Skills

 

A recent report by Deloitte revealed that jobs are increasingly likely to require cognitive skills such as creativity, logical thinking and collaboration. As technology evolves, the right set of core skills will mean that employees can add even more value to multiple industries. 

The Graduate Diploma in Psychology at Monash Online covers a wide range of transferable skills that will aid you in both your personal and professional development, no matter what path you choose to take. 

Below are four key skills you'll learn studying the Graduate Diploma in Psychology (GDP):

1. Research skills

Knowing where and how to find information is critical to any industry, but even more so when it comes to studying human behaviour. Wherever your GDP takes you, it's likely you will need to be able to collect, examine and quantify data, as well as compare different behavioral theories. Knowing how to do this will help you come up with business proposals based on customer behaviour insights in the business world, or develop patient treatments if you head down the clinical path. 

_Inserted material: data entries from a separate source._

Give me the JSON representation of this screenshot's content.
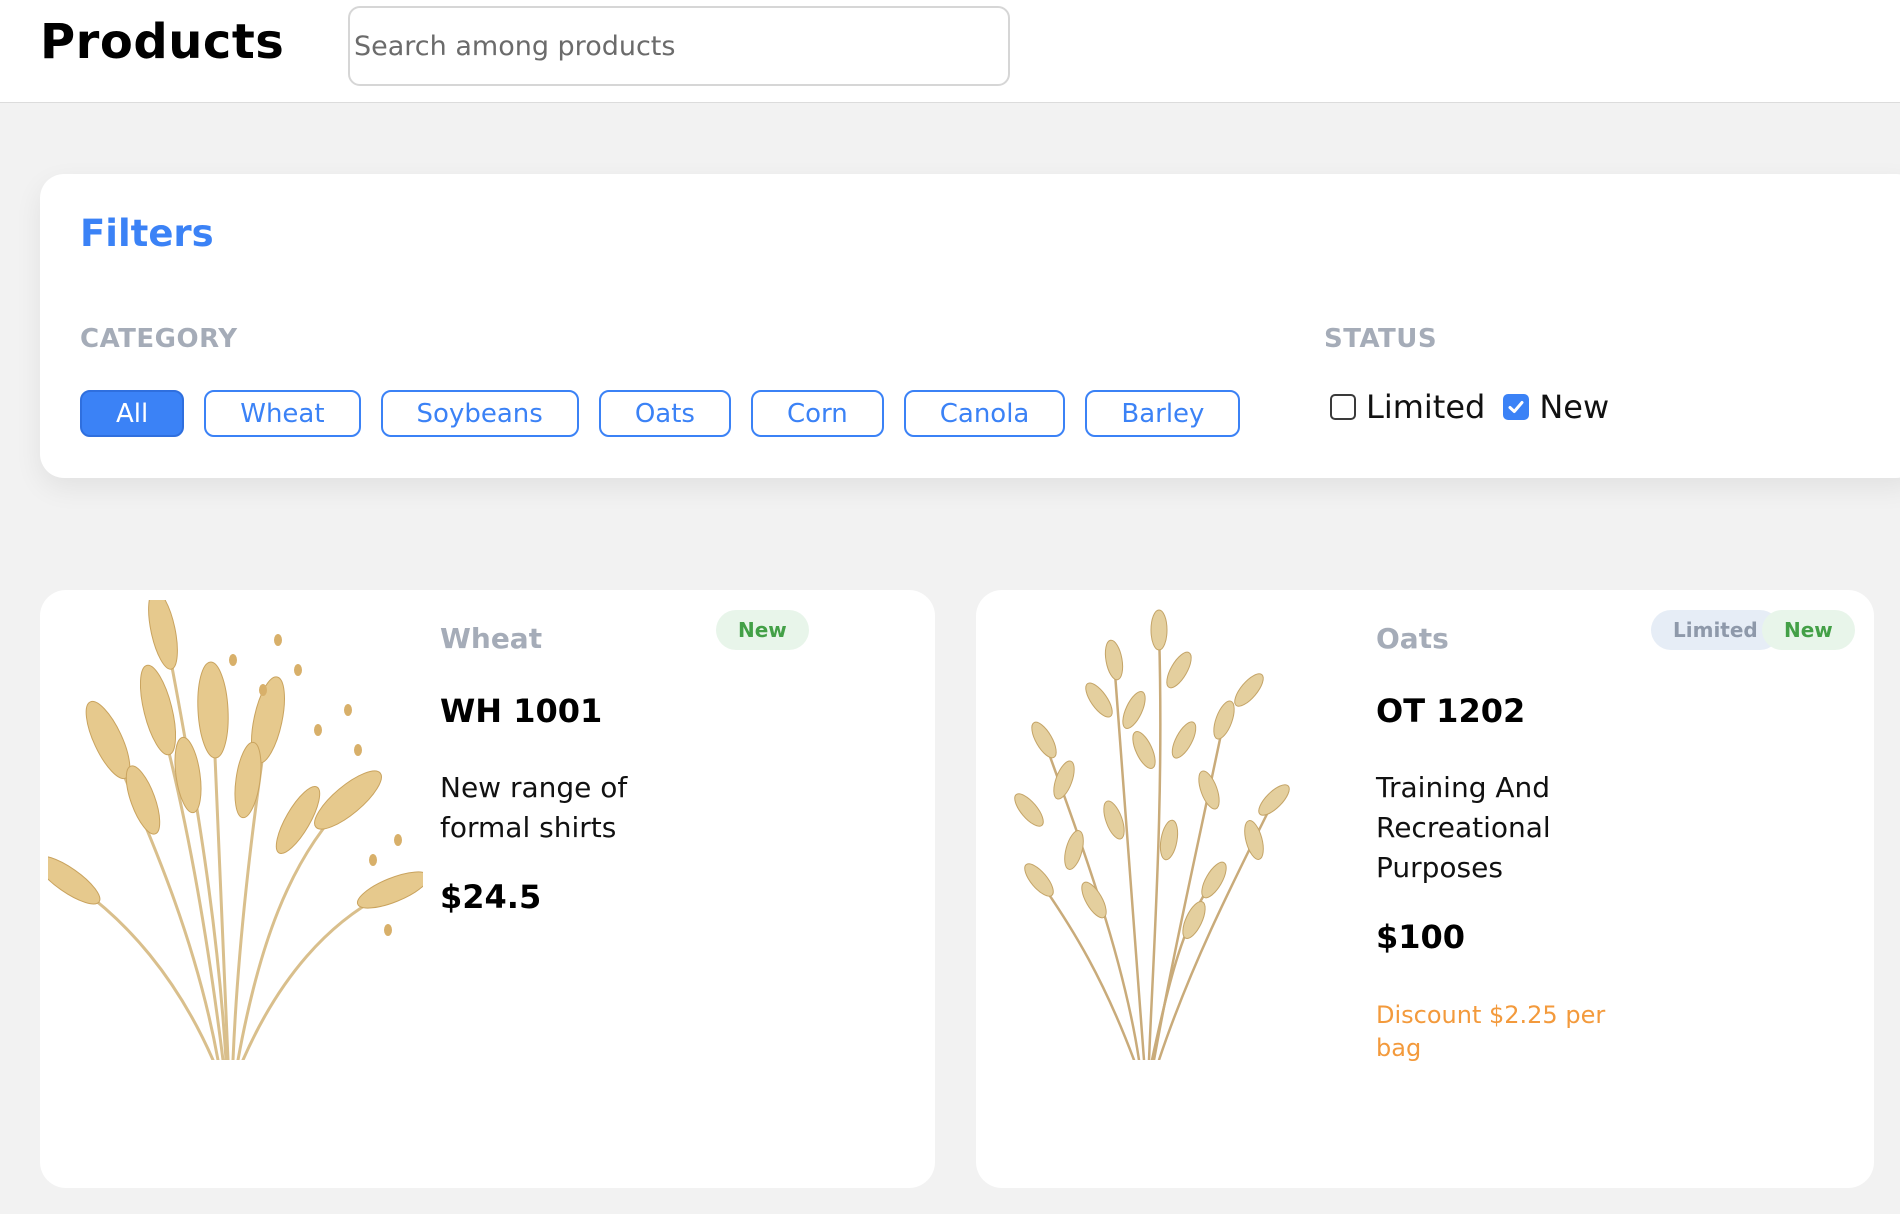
{
  "header": {
    "title": "Products",
    "search_placeholder": "Search among products"
  },
  "filters": {
    "title": "Filters",
    "category_label": "CATEGORY",
    "categories": [
      "All",
      "Wheat",
      "Soybeans",
      "Oats",
      "Corn",
      "Canola",
      "Barley"
    ],
    "selected_category": "All",
    "status_label": "STATUS",
    "status_options": [
      {
        "label": "Limited",
        "checked": false
      },
      {
        "label": "New",
        "checked": true
      }
    ]
  },
  "products": [
    {
      "category": "Wheat",
      "code": "WH 1001",
      "description": "New range of formal shirts",
      "price": "$24.5",
      "badges": [
        "New"
      ],
      "discount": "",
      "image": "wheat-ears-image"
    },
    {
      "category": "Oats",
      "code": "OT 1202",
      "description": "Training And Recreational Purposes",
      "price": "$100",
      "badges": [
        "Limited",
        "New"
      ],
      "discount": "Discount $2.25 per bag",
      "image": "oat-stalks-image"
    }
  ],
  "colors": {
    "accent": "#3b82f6",
    "new_badge_text": "#43a047",
    "new_badge_bg": "#e8f5ea",
    "limited_badge_text": "#8e99aa",
    "limited_badge_bg": "#e6edf6",
    "discount": "#f39a3c",
    "muted_label": "#a5acb8"
  }
}
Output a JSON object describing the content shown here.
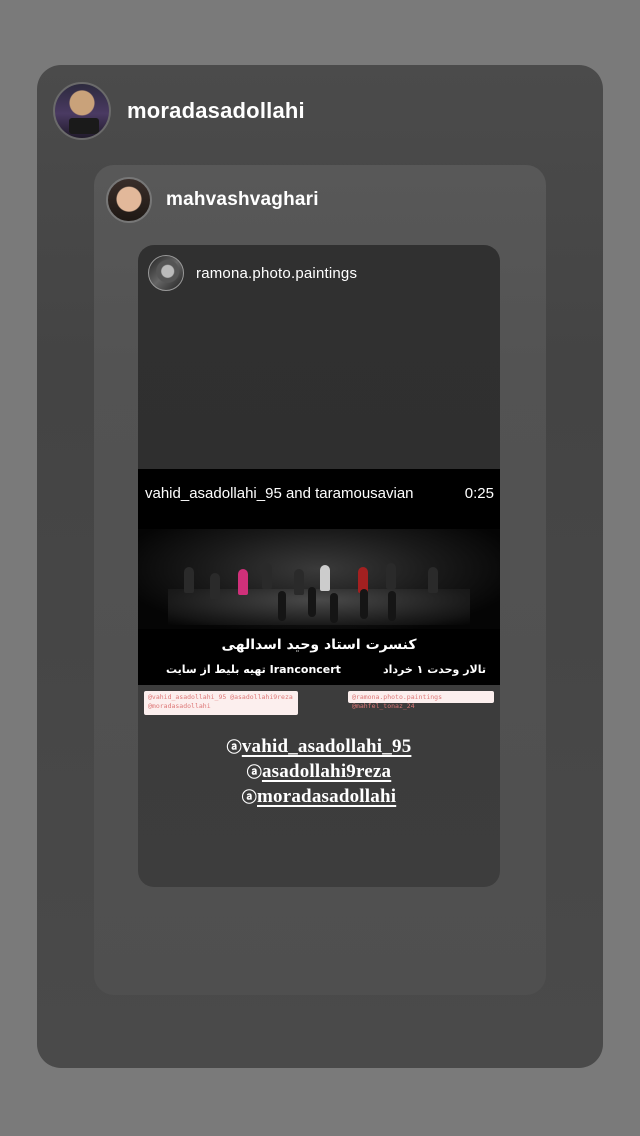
{
  "story": {
    "username": "moradasadollahi",
    "repost": {
      "username": "mahvashvaghari",
      "repost": {
        "username": "ramona.photo.paintings",
        "video": {
          "title": "vahid_asadollahi_95 and taramousavian",
          "duration": "0:25",
          "caption_main": "کنسرت استاد وحید اسدالهی",
          "caption_venue": "تالار وحدت ۱ خرداد",
          "caption_tickets": "تهیه بلیط از سایت Iranconcert"
        },
        "stickers": [
          "@vahid_asadollahi_95 @asadollahi9reza @moradasadollahi",
          "@ramona.photo.paintings @mahfel_tonaz_24"
        ],
        "mentions": [
          {
            "at": "ⓐ",
            "handle": "vahid_asadollahi_95"
          },
          {
            "at": "ⓐ",
            "handle": "asadollahi9reza"
          },
          {
            "at": "ⓐ",
            "handle": "moradasadollahi"
          }
        ]
      }
    }
  },
  "colors": {
    "background": "#7a7a7a",
    "card": "#4b4b4b",
    "video": "#000000"
  }
}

In PSY4111: Psychology 1A you’ll participate in online activities such as formative quiz presentations and interactive discussion forums, providing training in research techniques. One of the key takeaways of completing this unit is the ability to research the literature on a topic of relevance and analyse your findings into a concise report. 
 

2. Communication

Strong communication skills come in handy when dealing with clients and colleagues. Having a clear and concise communication style will allow you to articulate research outcomes and develop effective relationships.

The PSY4051: Research design and analysis unit comprise of three components, one of which involves undertaking a research project under the supervision of a member of staff. This component will help you learn how to communicate scientific ideas, results, and conclusions using appropriate language, formats and digital technology. 
 

3. Knowledge of human behaviour 

Understanding human behaviour is at the core of psychology. No two people are the same, so being able to identify and measure different behaviours can help us understand how personalities, beliefs, and values are developed. It's clear why this is important if you are a psychologist, but it is also a valuable skill to have in the corporate sector. Understanding what influences and motivates employees can play a vital part in an organisation's productivity. 

In PSY4081: Perception and cognition, students explore the principles of perception, compare the sensory and perceptual processes specific to vision and speech, and research approaches within cognitive psychology. This would suit someone interested in roles such as a Marketing manager, user experience designer or customer experience specialist, because it will help you to understand how people interact with their environments and how images and colours affect someones response to a brand.

In PSY4032: Abnormal psychology, students explore important aspects of abnormal behaviour, including historical influences, specific psychopathologies, treatment methods, and legal issues. As a result, students learn to distinguish between and analyse the psychological, environmental and biological determinants of human behaviour. 
 

4. Critical thinking

Being able to identify and examine different techniques and concepts will give you the skills you need to back up your own theories. This is an important skill to have if you are a psychologist because it will help you make definitive diagnosis and develop treatment plans. If you’re considering a role in other industries, for example within the corporate environment, social services or public sector, strong critical thinking can lead to effective strategic planning backed up by informative research. 

For example, the PSY4140: Introduction to counselling unit covers the field of counselling psychology and requires students to compare and contrast different theoretical perspectives and reflect on how these ideas would influence their own counselling practice. As a result, students learn to critically analyse various concepts and use this information to come to their own conclusions. 
 

The future of skills

As technology continues to evolve, so too does the shift from manual work to cognitive tasks in the workplace. As a result, the demand for inherently human skills in the labour market is increasing. A course such as the Graduate Diploma in Psychology can help set you up for success by equipping you with the knowledge needed to adapt to the changing work climate, making you a valuable employee. 

Find out more about the Graduate Diploma in Psychology by visiting our course page, or book a call with a Course Consultant to discuss your goals and options.